Before sisters Annie and Robin Korkki were found dead on the same hotel bed, they embarked on what their Minnesota family called a “dream” African vacation: beach trips through Kenya, Tanzania, and Zanzibar; a safari; and one final stay at a luxury island resort in the Seychelles.
Anne “Annie” Korkki, 37, and Robin Korkki, 42, left for Africa on September 1 and checked into a private villa at Maia Luxury Resort two weeks later, on the popular island of Mahé, located more than 900 miles off Africa’s eastern coast. Their seventh day on the hotel’s lush grounds (where rooms cost $2,000 a night) looked much like any other day for a typical resorter: They were seen drinking at bars throughout the hotel. Later that night, a butler and resort staff helped them return to their room.
What happened after they locked the villa’s door that night isn’t clear. After a butler remained locked out the next morning, an employee tried to wake the sisters, failed, and hotel officials called the police. Authorities found them “unresponsive” on the same bed.

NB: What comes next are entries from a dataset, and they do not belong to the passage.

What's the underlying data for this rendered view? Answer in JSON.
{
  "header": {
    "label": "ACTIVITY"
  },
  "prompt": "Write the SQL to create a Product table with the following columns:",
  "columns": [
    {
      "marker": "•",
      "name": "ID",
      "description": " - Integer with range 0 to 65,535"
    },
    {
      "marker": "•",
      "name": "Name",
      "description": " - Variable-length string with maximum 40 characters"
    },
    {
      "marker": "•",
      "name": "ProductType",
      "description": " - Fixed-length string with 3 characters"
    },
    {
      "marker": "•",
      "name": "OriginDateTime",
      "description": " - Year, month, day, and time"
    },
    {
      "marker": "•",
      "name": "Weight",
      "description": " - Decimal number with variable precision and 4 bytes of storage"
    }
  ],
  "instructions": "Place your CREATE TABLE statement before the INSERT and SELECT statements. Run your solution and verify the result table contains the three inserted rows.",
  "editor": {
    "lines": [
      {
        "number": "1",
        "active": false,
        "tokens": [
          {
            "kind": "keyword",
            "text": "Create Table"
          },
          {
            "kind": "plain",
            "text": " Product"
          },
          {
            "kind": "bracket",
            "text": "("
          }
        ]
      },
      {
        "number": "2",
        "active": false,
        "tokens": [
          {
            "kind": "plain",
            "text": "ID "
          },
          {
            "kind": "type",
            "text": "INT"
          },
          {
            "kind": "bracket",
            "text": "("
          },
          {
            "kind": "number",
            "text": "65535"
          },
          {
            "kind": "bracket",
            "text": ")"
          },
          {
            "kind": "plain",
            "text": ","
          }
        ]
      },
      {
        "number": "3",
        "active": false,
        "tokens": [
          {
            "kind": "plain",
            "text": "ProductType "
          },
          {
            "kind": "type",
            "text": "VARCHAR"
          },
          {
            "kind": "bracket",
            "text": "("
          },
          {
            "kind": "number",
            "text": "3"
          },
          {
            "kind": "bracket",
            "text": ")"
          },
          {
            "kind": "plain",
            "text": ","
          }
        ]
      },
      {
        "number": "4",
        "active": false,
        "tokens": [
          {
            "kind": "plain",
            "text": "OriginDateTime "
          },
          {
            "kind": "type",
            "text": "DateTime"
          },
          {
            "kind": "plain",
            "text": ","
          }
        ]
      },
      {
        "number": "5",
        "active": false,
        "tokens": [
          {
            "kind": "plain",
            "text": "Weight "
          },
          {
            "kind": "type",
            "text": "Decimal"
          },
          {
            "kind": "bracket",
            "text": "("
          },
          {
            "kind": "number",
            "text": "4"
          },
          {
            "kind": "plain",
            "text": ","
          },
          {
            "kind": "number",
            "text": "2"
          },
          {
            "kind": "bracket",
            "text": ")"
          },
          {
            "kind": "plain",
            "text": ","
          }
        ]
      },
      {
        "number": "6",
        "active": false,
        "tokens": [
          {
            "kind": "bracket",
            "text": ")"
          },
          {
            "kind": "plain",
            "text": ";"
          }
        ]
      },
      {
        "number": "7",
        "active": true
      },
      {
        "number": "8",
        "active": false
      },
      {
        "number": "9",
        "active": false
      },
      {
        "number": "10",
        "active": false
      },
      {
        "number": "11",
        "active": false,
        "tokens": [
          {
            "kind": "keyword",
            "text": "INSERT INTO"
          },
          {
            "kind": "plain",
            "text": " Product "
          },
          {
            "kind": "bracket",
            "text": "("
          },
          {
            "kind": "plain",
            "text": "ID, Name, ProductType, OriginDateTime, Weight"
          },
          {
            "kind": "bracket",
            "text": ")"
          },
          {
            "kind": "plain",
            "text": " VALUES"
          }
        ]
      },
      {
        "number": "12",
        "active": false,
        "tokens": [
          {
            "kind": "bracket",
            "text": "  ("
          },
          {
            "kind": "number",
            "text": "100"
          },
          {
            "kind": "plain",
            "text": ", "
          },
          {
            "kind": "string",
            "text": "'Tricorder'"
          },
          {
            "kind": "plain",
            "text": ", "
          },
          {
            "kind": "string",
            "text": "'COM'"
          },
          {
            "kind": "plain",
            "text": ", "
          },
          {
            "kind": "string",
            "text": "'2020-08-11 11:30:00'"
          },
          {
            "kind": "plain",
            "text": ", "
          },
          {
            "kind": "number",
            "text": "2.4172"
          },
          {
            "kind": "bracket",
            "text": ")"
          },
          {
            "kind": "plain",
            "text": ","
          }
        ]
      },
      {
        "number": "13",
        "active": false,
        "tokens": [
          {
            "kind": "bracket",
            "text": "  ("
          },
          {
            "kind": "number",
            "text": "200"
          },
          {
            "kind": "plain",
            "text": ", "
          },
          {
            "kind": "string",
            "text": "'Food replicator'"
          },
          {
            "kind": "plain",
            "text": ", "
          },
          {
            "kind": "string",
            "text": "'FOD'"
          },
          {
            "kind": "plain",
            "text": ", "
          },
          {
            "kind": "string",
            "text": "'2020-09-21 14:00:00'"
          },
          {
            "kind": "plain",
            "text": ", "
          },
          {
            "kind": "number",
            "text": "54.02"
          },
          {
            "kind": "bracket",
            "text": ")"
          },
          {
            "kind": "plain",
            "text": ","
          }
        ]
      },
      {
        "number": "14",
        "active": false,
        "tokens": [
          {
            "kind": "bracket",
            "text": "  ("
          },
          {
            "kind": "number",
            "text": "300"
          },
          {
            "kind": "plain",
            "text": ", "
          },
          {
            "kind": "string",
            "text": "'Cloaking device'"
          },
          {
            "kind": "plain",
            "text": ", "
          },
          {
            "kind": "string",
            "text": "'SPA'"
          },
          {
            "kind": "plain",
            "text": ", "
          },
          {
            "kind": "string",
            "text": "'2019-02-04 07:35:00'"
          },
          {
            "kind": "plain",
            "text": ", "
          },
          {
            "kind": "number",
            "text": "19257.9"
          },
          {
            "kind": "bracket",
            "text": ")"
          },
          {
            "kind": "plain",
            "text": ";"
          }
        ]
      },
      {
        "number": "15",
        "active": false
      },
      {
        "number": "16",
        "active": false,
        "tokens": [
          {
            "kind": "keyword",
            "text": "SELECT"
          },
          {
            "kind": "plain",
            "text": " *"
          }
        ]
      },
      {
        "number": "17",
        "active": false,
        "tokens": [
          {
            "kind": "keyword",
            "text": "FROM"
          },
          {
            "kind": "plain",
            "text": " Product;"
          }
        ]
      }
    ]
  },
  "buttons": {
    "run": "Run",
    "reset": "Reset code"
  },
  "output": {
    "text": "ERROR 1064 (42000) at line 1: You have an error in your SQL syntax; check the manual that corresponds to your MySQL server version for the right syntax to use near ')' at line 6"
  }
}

Undisclosed medications were reportedly taken from the room as part of the investigation, but there were no “signs of violence,” according to authorities, and “no marks on them whatsoever,” Seychelles tourism minister Alain St. Ange told NBC News. A Seychelles police spokesperson said the room was undisturbed.
It didn’t make sense: Both women were physically active and experienced travelers, according to family and friends. Annie Korkki worked at a JPMorgan Chase in Denver; Robin Korkki was a financial trader in Chicago. After their mother and two brothers flew thousands of miles to the Seychelles, police released an inconclusive autopsy report showing they died of “acute pulmonary and cerebral edema” — water drowning, but each in different ways: Both Annie Korkki’s lungs and brain were full of fluid, but excess water was found in only Robin Korkki’s lungs.
A forensic pathologist told the Chicago Tribune that pulmonary edema is a “non-specific finding,” though drug use and poisons can trigger the condition. A police spokesperson said investigators will learn more from a toxicology report sent to a lab about 1,000 miles away, on the island of Mauritius.
While the Korkki family works with authorities and the U.S. embassy to bring the sisters’ bodies back to the U.S., their brother Chris Korkki told the Minnesota Star Tribune the family had learned details only from “articles flying around online,” and nothing from officials prior to the autopsy. “Our family is still very much in shock,” he said. “We’re devastated.”